Celtic also play their cards close to their chest. By doing so, they keep the peace.

The sad reality here is that Scottish football has once more gone backwards. Every time an opportunity arises to change the shape of our ailing sport, the powers within the game make a patchwork effort in healing Scottish football.

Everything was done to get Rangers 2012 into the top flight of Scottish football as soon as humanly possible. Only the integrity of the majority of Scottish clubs prevented that from happening.

It didn’t prevent the SPFL/SFA from reforming the structure and adding play-offs though. With the Ibrox club having no chance of winning the Scottish Championship this season, they have a life line in the play-offs with thanks to SPFL/SFA.

Don’t get me wrong, I think the play-offs are a good thing, as it has been in England. The timing of these changes is very convenient for Rangers 2012 though.

So it is up to Celtic to lay to rest this Ibrox team’s efforts in the league cup. Celtic are expected to win but that isn’t how football works.

The Hampden surface is in a terrible state and that will help level the playing field today. Add to that that we’re the biggest team Rangers 2012 have ever faced in their competitive history and there is plenty of motivation for them.

As former Celtic coach Kenny McDowall said:

“We are under major pressure to perform and it’s up to us to prove, if you can work, like Bradford and Middlesbrough did at the weekend, you can upset the favourites.”

Well, it is a cup game and it is not impossible. The only upset I want to see though is that continued upset look on McDowall’s face.

Ronny Deila is new to this level of tension in a fixture. It can get to you but he has plenty of experience around him from head to heads with the old club in guys like John Collins and John Kennedy.

On the field if play he hss more than enough experience and influence to see off the opposition. Gordon, Zaluska, Matthews, Izaguirre, Mulgrew, Brown, Commons, Forrest, Griffiths and Stokes have all played against the old club though not all will play today.

Mulgrew is injured so the rest comes down to starting lineup and substitutions. There are a whole host of options open to Deila for this one though.

My favoured lineup would be:

Gordon, Matthews, Izaguirre, Denayer, van Dijk, Brown, Johansen, Commons, Bitton, Stokes and Griffiths.

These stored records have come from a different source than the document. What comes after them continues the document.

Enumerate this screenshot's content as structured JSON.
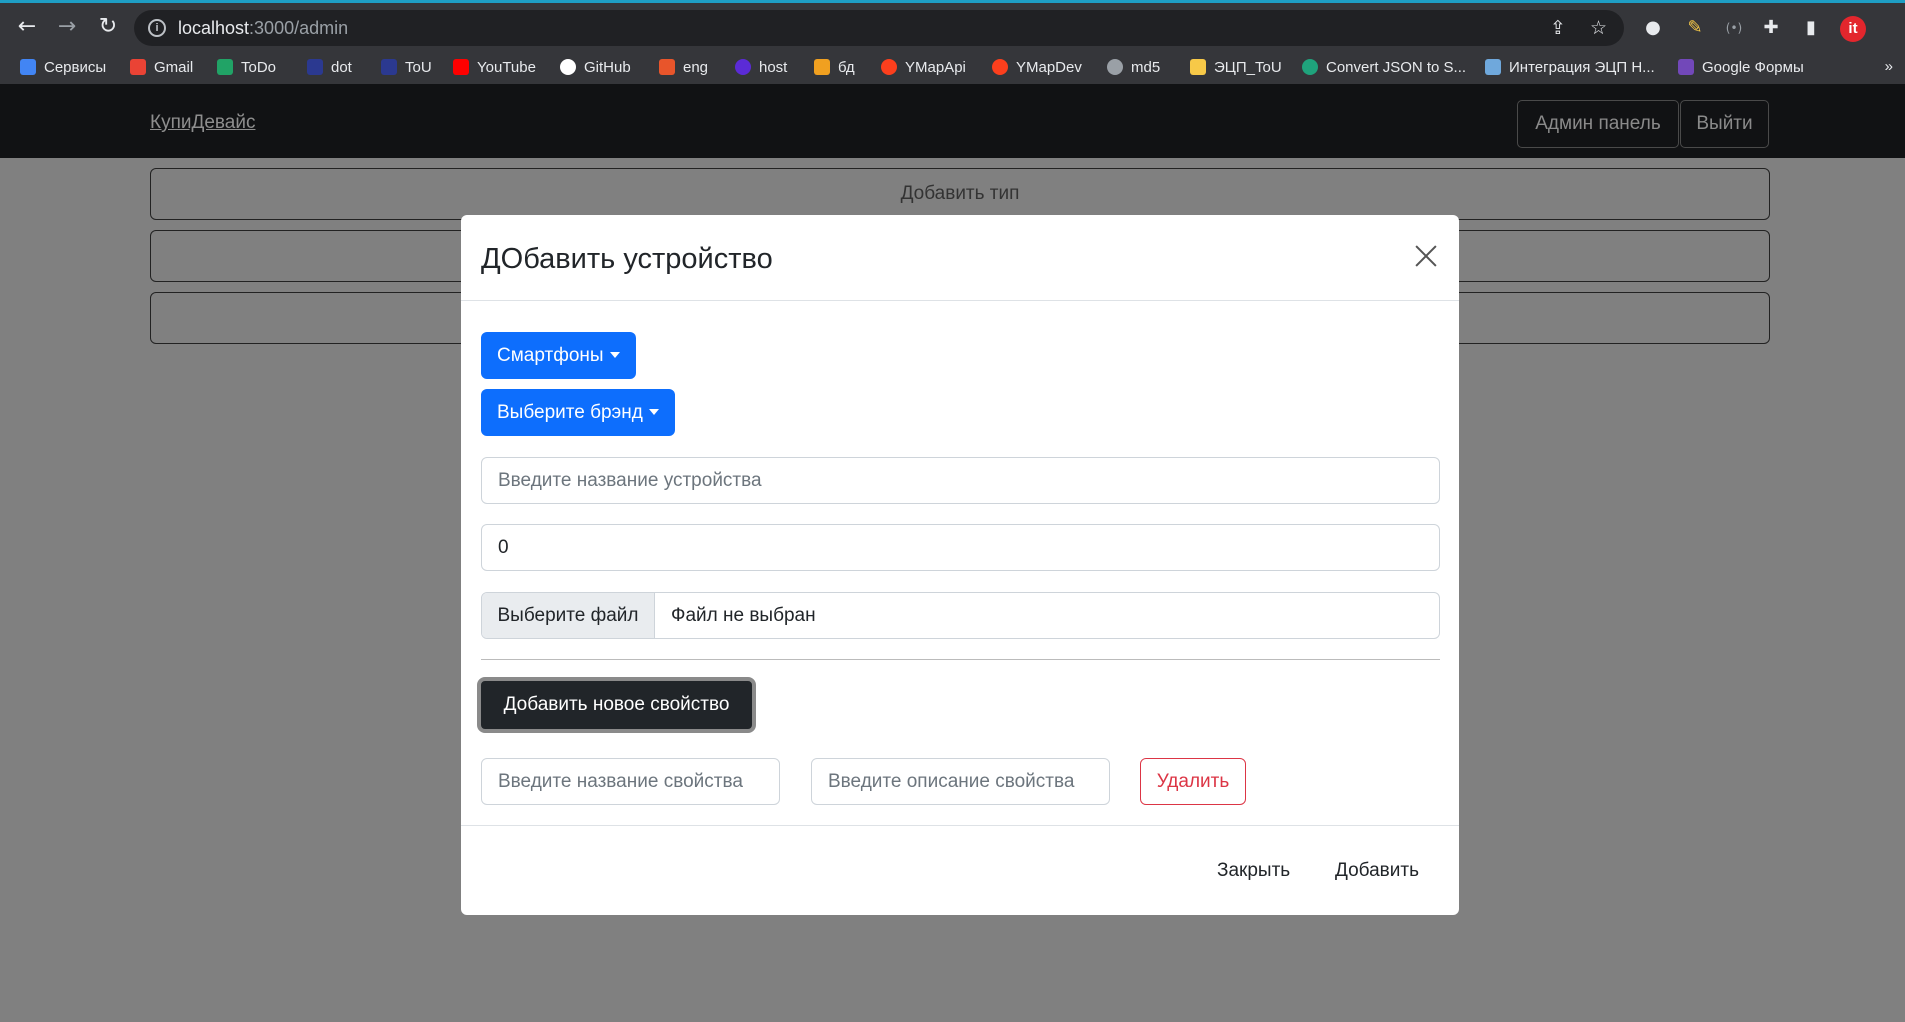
{
  "browser": {
    "url_host": "localhost",
    "url_path": ":3000/admin",
    "bookmarks": [
      {
        "label": "Сервисы",
        "color": "#4285f4"
      },
      {
        "label": "Gmail",
        "color": "#ea4335"
      },
      {
        "label": "ToDo",
        "color": "#21a366"
      },
      {
        "label": "dot",
        "color": "#2b3990"
      },
      {
        "label": "ToU",
        "color": "#2b3990"
      },
      {
        "label": "YouTube",
        "color": "#ff0000"
      },
      {
        "label": "GitHub",
        "color": "#ffffff"
      },
      {
        "label": "eng",
        "color": "#e8552b"
      },
      {
        "label": "host",
        "color": "#5b2bd6"
      },
      {
        "label": "бд",
        "color": "#f0a020"
      },
      {
        "label": "YMapApi",
        "color": "#fc3f1d"
      },
      {
        "label": "YMapDev",
        "color": "#fc3f1d"
      },
      {
        "label": "md5",
        "color": "#9aa0a6"
      },
      {
        "label": "ЭЦП_ToU",
        "color": "#f7c948"
      },
      {
        "label": "Convert JSON to S...",
        "color": "#1fa37c"
      },
      {
        "label": "Интеграция ЭЦП Н...",
        "color": "#6fa8dc"
      },
      {
        "label": "Google Формы",
        "color": "#7248b9"
      }
    ],
    "more_bookmarks": "»"
  },
  "navbar": {
    "brand": "КупиДевайс",
    "admin_panel": "Админ панель",
    "logout": "Выйти"
  },
  "page": {
    "add_type": "Добавить тип",
    "add_brand": "",
    "add_device": ""
  },
  "modal": {
    "title": "ДОбавить устройство",
    "type_dropdown": "Смартфоны",
    "brand_dropdown": "Выберите брэнд",
    "name_placeholder": "Введите название устройства",
    "price_value": "0",
    "file_button": "Выберите файл",
    "file_status": "Файл не выбран",
    "add_property": "Добавить новое свойство",
    "property_name_placeholder": "Введите название свойства",
    "property_desc_placeholder": "Введите описание свойства",
    "delete": "Удалить",
    "close": "Закрыть",
    "submit": "Добавить"
  }
}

Lustig, Forrest and Guidetti as potential substitutes.

The pitch may be a mess, but there can be no mistakes from Celtic today. A date with Dundee United awaits.

Hail! Hail!